Usually my articles about WW1 are tinged with sadness about all the young lives lost during this terrible conflict, but in this article I want to talk about people who survived, In particular one individual called Edgar Bancroft who was born in the village, was called up in 1916, and not only survived the war, but stayed on for 6 months after the end of the conflict in the army of occupation in Germany because he wanted “ to have a bit of smooth after the rough!”
As in most areas of the country, many men volunteered to fight, and the above newspaper advert uses comradery and patriotism to try and persuade men to sign up, and many did. The 2nd Bradford Pals Battalion of the West Yorkshire Regiment visited Oxenhope on a recruiting parade and on 24th March 1915. The men, women and children of Oxenhope, who had been taken out of school that day all watched as the soldiers marched and were welcomed in the village.

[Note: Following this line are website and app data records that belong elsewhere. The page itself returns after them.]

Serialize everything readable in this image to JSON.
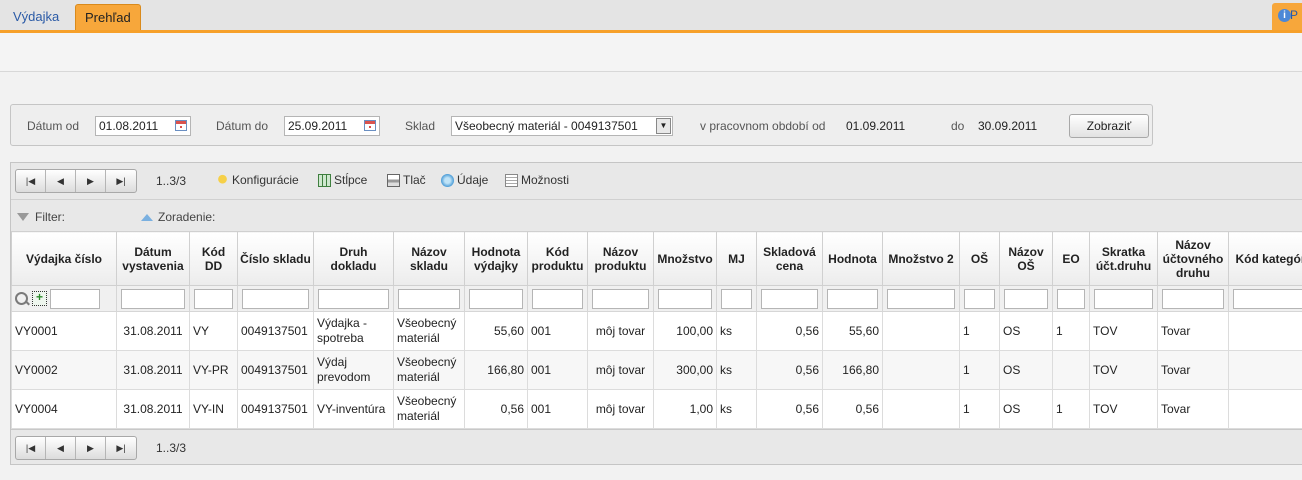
{
  "tabs": [
    {
      "label": "Výdajka",
      "active": false
    },
    {
      "label": "Prehľad",
      "active": true
    }
  ],
  "top_right": {
    "icon": "info-icon",
    "text": "P"
  },
  "filter_panel": {
    "date_from_label": "Dátum od",
    "date_from_value": "01.08.2011",
    "date_to_label": "Dátum do",
    "date_to_value": "25.09.2011",
    "warehouse_label": "Sklad",
    "warehouse_value": "Všeobecný materiál - 0049137501",
    "period_from_label": "v pracovnom období od",
    "period_from_value": "01.09.2011",
    "period_to_label": "do",
    "period_to_value": "30.09.2011",
    "show_button": "Zobraziť"
  },
  "toolbar": {
    "page_info": "1..3/3",
    "items": [
      "Konfigurácie",
      "Stĺpce",
      "Tlač",
      "Údaje",
      "Možnosti"
    ]
  },
  "filter_row": {
    "filter_label": "Filter:",
    "sort_label": "Zoradenie:"
  },
  "columns": [
    "Výdajka číslo",
    "Dátum vystavenia",
    "Kód DD",
    "Číslo skladu",
    "Druh dokladu",
    "Názov skladu",
    "Hodnota výdajky",
    "Kód produktu",
    "Názov produktu",
    "Množstvo",
    "MJ",
    "Skladová cena",
    "Hodnota",
    "Množstvo 2",
    "OŠ",
    "Názov OŠ",
    "EO",
    "Skratka účt.druhu",
    "Názov účtovného druhu",
    "Kód kategórie"
  ],
  "rows": [
    [
      "VY0001",
      "31.08.2011",
      "VY",
      "0049137501",
      "Výdajka - spotreba",
      "Všeobecný materiál",
      "55,60",
      "001",
      "môj tovar",
      "100,00",
      "ks",
      "0,56",
      "55,60",
      "",
      "1",
      "OS",
      "1",
      "TOV",
      "Tovar",
      ""
    ],
    [
      "VY0002",
      "31.08.2011",
      "VY-PR",
      "0049137501",
      "Výdaj prevodom",
      "Všeobecný materiál",
      "166,80",
      "001",
      "môj tovar",
      "300,00",
      "ks",
      "0,56",
      "166,80",
      "",
      "1",
      "OS",
      "",
      "TOV",
      "Tovar",
      ""
    ],
    [
      "VY0004",
      "31.08.2011",
      "VY-IN",
      "0049137501",
      "VY-inventúra",
      "Všeobecný materiál",
      "0,56",
      "001",
      "môj tovar",
      "1,00",
      "ks",
      "0,56",
      "0,56",
      "",
      "1",
      "OS",
      "1",
      "TOV",
      "Tovar",
      ""
    ]
  ],
  "bottom_pager": {
    "page_info": "1..3/3"
  },
  "colors": {
    "accent": "#f7a73b",
    "link": "#2a5aa6"
  }
}
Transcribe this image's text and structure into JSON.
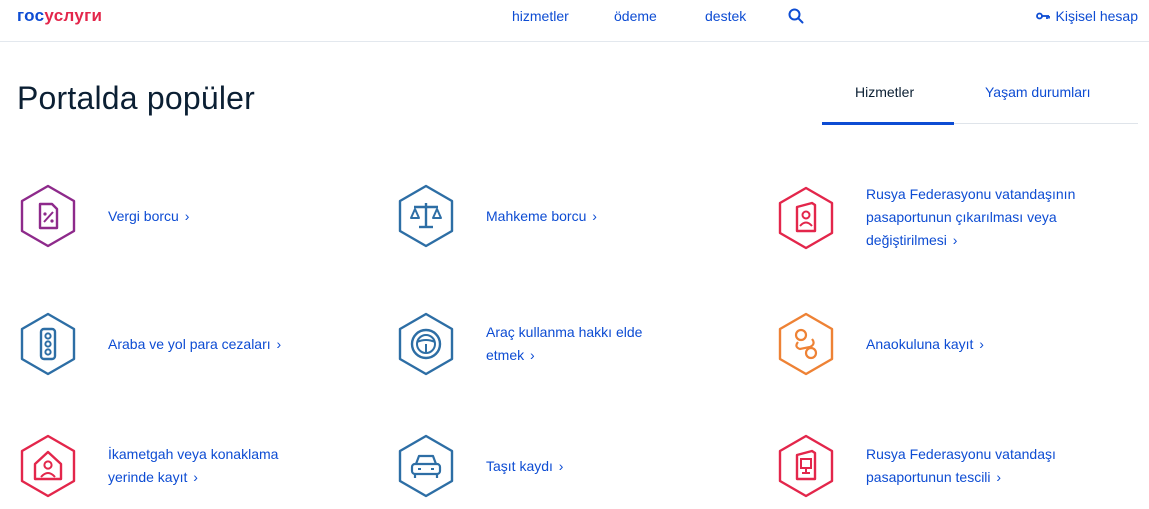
{
  "header": {
    "logo_part1": "гос",
    "logo_part2": "услуги",
    "nav": [
      "hizmetler",
      "ödeme",
      "destek"
    ],
    "account_label": "Kişisel hesap"
  },
  "page_title": "Portalda popüler",
  "tabs": [
    {
      "label": "Hizmetler",
      "active": true
    },
    {
      "label": "Yaşam durumları",
      "active": false
    }
  ],
  "colors": {
    "accent": "#0d4cd3",
    "purple": "#8e2a8b",
    "blue": "#2d6ea5",
    "red": "#e3264b",
    "orange": "#ee8235"
  },
  "services": [
    {
      "label": "Vergi borcu",
      "icon": "tax-document-icon",
      "color": "purple"
    },
    {
      "label": "Mahkeme borcu",
      "icon": "scales-icon",
      "color": "blue"
    },
    {
      "label": "Rusya Federasyonu vatandaşının pasaportunun çıkarılması veya değiştirilmesi",
      "icon": "passport-icon",
      "color": "red"
    },
    {
      "label": "Araba ve yol para cezaları",
      "icon": "traffic-light-icon",
      "color": "blue"
    },
    {
      "label": "Araç kullanma hakkı elde etmek",
      "icon": "steering-wheel-icon",
      "color": "blue"
    },
    {
      "label": "Anaokuluna kayıt",
      "icon": "pacifier-icon",
      "color": "orange"
    },
    {
      "label": "İkametgah veya konaklama yerinde kayıt",
      "icon": "house-person-icon",
      "color": "red"
    },
    {
      "label": "Taşıt kaydı",
      "icon": "car-icon",
      "color": "blue"
    },
    {
      "label": "Rusya Federasyonu vatandaşı pasaportunun tescili",
      "icon": "passport-stamp-icon",
      "color": "red"
    }
  ]
}
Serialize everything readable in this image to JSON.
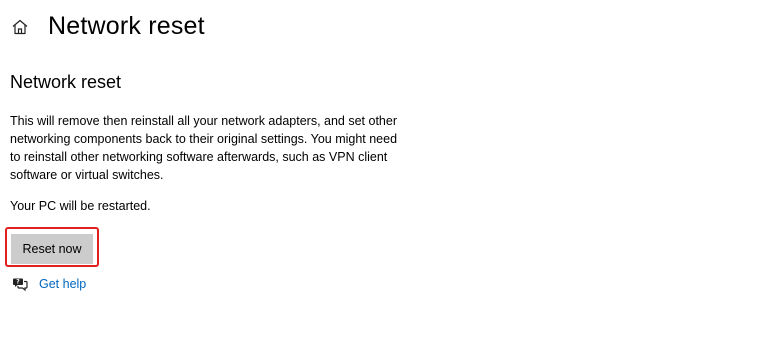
{
  "header": {
    "title": "Network reset",
    "home_icon": "home-icon"
  },
  "section": {
    "title": "Network reset",
    "description": "This will remove then reinstall all your network adapters, and set other networking components back to their original settings. You might need to reinstall other networking software afterwards, such as VPN client software or virtual switches.",
    "restart_note": "Your PC will be restarted."
  },
  "actions": {
    "reset_label": "Reset now",
    "highlight_color": "#e02020",
    "button_color": "#cccccc"
  },
  "help": {
    "icon": "get-help-icon",
    "label": "Get help",
    "link_color": "#0067c0"
  }
}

Edgar was born on 3rd November 1897 in Oxenhope, the younger son of Alfred and Sarah [nee O’Hara]. Alfred was a master tailor, who later in life became a farmer and cattle dealer living at Stone Top Farm. Edgar became an apprentice plumber, working in Keighley for a Tom Slater.
He was called up and enlisted with the York & Lancaster Regiment on 12th September 1916, and travelled by train from Keighley to Halifax, where he reported to the Duke of Wellington’s Regiment at their collecting depot. From there he was sent to the transit camp at Clipstone near Mansfield, and was the youngest man in the hut. After training, he went to France, travelling overnight by train to Dover, then drafted out to Abbeville and St. Omer.
He did not go into combat immediately, but eventually served at Ypres and Passchendaele. One of his memories there was standing directly behind a gun and watching the large shells for a second or so as they went down the trajectory. Some of the guns were huge and before a battle when the artillery put over a massive barrage, the ground would shake like a jelly, and the guns would leap into the air as they recoiled.
He joined the Machine Gun Corps when volunteers were called for and was given two days leave as a reward. Sixty other lads who hadn’t volunteered were also drafted into the MGC, but without any leave.
Edgar was later transferred to the Royal Flying Corps and the 9th Kite Balloon Squadron, and he would watch the officer go up in the balloon to check and correct the range of the artillery fire. However, sometimes the Germans sent over a plane to shoot down the balloon, and when the officer saw it coming, would have to quickly parachute out. One particular morning this happened several times.
As mentioned earlier, at the end of the war Edgar was asked to stay on for an additional six months, and went to Germany with the army of occupation, and was most impressed with the city of Cologne. Although he was offered promotion to sergeant, he declined to stay on any longer, and was demobilised on 7th August 1919, transferring to the RAF Reserves.
Edgar is named on the Oxenhope Wesleyan memorial.He died, age 65 years, on 1st March 1962.
[I am grateful to be allowed to use extract from the excellent book “Oxenhope in the Great War” by Norma Mackrell. Anyone who wishes to purchase this book, the profit of which go to Manorlands Hospice in Oxenhope, can do so on the following website.]